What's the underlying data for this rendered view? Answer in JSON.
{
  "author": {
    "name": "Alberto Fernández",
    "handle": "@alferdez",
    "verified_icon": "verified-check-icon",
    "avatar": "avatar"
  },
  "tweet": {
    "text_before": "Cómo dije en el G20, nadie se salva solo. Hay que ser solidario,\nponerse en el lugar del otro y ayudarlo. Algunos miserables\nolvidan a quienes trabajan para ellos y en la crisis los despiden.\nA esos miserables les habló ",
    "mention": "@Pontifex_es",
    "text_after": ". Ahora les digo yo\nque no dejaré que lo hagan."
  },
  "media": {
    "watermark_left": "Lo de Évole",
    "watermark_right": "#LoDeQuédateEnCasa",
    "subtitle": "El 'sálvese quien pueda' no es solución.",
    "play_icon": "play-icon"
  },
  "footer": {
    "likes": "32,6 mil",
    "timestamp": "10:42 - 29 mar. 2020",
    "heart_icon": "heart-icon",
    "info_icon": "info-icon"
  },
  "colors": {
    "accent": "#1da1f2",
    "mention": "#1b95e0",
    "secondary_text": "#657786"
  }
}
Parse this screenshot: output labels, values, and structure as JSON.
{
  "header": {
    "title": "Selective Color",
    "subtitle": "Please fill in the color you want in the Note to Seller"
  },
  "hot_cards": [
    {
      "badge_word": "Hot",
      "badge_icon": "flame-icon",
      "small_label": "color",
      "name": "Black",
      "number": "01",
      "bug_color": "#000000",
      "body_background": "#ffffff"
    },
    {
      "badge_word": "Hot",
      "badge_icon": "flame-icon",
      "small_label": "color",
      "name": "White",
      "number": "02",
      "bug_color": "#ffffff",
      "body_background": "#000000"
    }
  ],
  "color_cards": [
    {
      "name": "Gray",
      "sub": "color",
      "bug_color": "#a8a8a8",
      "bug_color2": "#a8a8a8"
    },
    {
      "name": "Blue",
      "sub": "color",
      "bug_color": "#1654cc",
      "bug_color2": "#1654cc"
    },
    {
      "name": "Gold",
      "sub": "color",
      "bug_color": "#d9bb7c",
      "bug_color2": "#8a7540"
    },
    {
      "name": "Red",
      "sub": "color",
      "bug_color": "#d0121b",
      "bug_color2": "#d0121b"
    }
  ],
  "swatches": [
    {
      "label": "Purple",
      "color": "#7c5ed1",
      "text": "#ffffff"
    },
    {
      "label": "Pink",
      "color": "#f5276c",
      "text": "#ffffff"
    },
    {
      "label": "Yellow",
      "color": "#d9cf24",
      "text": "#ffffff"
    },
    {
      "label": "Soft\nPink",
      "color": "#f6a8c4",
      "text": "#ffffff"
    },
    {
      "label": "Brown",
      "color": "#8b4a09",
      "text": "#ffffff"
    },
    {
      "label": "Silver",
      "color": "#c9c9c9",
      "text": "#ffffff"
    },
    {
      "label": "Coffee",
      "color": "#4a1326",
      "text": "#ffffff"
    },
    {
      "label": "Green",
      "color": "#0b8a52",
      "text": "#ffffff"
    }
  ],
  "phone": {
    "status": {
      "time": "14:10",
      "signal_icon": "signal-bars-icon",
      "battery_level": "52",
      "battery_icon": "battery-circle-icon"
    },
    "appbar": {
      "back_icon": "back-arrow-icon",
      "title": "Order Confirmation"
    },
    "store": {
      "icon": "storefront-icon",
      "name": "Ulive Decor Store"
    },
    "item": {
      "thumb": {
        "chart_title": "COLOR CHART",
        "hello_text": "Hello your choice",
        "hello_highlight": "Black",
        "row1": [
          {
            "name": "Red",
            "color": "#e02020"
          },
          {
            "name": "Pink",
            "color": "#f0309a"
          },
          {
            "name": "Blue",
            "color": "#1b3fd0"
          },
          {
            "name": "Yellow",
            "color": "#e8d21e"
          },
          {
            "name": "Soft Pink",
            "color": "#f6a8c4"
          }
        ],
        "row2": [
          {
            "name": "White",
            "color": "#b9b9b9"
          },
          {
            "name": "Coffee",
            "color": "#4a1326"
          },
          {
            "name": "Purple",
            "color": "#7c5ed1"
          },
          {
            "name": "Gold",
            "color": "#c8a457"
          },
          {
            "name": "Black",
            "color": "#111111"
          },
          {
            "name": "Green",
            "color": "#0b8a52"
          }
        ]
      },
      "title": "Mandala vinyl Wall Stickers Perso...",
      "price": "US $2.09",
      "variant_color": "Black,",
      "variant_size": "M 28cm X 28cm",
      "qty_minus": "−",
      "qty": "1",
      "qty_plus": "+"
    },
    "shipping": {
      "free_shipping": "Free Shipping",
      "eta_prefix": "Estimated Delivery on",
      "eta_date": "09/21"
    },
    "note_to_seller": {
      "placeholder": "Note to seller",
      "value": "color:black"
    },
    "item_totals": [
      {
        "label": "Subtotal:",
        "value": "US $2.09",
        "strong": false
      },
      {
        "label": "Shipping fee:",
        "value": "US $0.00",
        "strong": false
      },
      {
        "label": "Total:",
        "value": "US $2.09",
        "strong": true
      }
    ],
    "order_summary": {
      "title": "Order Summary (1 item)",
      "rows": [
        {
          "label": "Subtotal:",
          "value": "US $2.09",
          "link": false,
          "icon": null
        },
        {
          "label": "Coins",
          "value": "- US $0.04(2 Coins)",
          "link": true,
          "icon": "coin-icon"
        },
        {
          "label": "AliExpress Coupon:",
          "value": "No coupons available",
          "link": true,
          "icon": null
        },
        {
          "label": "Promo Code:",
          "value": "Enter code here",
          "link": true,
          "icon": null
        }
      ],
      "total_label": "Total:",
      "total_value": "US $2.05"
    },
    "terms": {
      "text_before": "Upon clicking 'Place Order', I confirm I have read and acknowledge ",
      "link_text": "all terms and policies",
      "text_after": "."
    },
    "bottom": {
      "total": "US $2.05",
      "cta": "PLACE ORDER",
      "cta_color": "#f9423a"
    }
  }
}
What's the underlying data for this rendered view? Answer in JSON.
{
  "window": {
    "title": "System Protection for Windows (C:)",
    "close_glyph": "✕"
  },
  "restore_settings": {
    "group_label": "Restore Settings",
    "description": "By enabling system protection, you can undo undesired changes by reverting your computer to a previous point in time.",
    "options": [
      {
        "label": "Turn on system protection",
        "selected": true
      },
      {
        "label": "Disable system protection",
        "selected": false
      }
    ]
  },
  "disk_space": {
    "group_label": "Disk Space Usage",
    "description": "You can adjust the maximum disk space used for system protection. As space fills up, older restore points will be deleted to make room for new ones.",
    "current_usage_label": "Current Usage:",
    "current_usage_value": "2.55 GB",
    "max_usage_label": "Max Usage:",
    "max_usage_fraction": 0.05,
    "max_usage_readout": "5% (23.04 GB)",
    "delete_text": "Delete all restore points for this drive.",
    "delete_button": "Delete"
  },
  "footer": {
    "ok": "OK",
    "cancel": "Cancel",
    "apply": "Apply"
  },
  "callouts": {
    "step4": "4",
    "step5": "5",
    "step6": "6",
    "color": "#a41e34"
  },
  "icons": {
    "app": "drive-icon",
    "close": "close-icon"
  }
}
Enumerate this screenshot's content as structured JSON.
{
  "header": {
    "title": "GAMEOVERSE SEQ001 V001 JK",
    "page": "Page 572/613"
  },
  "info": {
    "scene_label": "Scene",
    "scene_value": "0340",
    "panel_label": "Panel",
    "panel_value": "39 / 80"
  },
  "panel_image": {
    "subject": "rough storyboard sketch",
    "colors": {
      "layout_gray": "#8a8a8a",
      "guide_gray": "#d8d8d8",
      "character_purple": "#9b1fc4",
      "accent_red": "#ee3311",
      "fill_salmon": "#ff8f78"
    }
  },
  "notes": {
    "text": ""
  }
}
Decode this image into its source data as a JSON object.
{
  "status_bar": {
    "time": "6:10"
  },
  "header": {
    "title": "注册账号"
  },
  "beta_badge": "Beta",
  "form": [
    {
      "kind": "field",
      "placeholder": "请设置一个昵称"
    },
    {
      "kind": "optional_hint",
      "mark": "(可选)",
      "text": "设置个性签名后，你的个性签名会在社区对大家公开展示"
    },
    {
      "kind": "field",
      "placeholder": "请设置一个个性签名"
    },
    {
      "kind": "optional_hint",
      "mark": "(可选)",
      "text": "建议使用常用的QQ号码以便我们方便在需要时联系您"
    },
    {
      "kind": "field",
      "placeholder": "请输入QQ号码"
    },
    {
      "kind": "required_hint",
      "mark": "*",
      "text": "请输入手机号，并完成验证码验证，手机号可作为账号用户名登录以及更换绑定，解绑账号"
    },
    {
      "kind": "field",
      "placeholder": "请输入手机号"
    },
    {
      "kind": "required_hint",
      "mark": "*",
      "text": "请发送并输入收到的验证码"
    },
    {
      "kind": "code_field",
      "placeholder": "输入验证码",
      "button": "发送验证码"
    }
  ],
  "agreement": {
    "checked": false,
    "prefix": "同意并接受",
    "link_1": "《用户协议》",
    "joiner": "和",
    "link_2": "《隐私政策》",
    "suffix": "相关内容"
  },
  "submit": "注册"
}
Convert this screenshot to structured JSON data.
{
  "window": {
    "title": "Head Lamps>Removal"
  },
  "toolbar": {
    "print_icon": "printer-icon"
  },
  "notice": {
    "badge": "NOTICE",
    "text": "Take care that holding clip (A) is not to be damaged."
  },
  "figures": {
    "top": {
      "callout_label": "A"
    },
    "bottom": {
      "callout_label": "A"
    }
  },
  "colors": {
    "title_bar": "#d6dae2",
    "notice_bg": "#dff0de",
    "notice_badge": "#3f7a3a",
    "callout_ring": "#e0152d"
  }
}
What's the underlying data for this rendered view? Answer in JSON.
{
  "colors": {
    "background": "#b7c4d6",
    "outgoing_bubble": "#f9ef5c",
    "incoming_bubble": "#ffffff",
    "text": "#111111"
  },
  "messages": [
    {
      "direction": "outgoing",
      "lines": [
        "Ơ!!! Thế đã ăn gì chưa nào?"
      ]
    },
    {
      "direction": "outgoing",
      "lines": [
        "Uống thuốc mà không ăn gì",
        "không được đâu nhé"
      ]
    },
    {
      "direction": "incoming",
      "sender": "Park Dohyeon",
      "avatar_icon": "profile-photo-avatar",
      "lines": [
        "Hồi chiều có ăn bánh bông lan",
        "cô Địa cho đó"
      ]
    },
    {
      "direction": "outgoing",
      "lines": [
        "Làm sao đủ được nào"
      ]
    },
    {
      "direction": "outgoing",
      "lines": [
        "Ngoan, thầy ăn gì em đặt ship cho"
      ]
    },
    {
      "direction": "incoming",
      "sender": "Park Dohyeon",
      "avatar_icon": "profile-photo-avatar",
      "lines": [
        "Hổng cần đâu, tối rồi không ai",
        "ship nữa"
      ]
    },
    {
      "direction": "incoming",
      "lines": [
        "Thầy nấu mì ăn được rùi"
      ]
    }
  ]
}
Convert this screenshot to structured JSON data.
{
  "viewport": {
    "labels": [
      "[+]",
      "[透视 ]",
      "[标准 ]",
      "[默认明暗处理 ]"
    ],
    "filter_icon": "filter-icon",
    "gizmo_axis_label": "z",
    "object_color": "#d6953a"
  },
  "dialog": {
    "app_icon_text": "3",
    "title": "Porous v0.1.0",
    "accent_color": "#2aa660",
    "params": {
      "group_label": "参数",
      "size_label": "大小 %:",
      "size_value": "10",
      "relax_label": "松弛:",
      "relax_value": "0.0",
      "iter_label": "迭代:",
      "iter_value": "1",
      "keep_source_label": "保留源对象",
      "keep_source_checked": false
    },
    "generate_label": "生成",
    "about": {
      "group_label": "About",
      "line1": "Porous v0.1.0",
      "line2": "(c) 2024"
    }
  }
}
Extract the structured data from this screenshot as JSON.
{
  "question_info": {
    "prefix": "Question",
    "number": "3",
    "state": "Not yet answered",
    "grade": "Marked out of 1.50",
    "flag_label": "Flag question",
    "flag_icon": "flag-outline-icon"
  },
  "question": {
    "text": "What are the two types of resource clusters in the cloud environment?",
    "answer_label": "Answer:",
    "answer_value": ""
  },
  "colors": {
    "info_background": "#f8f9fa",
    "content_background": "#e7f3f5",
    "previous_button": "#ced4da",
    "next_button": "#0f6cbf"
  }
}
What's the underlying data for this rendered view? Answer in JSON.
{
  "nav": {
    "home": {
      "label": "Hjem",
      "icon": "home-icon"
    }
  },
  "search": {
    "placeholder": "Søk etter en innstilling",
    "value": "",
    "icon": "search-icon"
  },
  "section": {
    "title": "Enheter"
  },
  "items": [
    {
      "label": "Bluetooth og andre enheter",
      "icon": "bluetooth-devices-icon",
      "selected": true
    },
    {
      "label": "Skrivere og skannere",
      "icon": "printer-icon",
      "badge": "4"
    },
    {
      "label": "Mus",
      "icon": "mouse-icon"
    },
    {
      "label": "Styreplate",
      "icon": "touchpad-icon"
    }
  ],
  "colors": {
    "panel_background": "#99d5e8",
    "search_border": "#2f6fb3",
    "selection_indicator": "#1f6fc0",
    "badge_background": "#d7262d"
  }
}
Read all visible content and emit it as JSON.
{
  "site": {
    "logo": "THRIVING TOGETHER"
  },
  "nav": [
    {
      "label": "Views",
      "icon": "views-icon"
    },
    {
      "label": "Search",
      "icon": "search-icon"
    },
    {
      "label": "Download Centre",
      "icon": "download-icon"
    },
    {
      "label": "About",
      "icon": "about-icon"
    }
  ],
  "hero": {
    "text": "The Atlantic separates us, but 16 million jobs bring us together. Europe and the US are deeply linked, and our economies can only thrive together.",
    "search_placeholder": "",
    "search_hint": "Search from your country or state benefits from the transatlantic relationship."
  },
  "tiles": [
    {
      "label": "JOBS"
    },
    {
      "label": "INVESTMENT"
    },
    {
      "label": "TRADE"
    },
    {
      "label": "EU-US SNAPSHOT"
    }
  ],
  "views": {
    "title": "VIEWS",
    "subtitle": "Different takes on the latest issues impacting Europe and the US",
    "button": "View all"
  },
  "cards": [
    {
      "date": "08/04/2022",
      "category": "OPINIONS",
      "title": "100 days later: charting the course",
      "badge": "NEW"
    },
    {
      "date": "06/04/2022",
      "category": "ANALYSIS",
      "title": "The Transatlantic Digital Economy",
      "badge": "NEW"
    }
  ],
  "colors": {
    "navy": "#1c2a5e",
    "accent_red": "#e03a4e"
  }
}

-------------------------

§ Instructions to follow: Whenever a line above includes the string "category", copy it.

§ Solved exercise:
      "category": "OPINIONS",
      "category": "ANALYSIS",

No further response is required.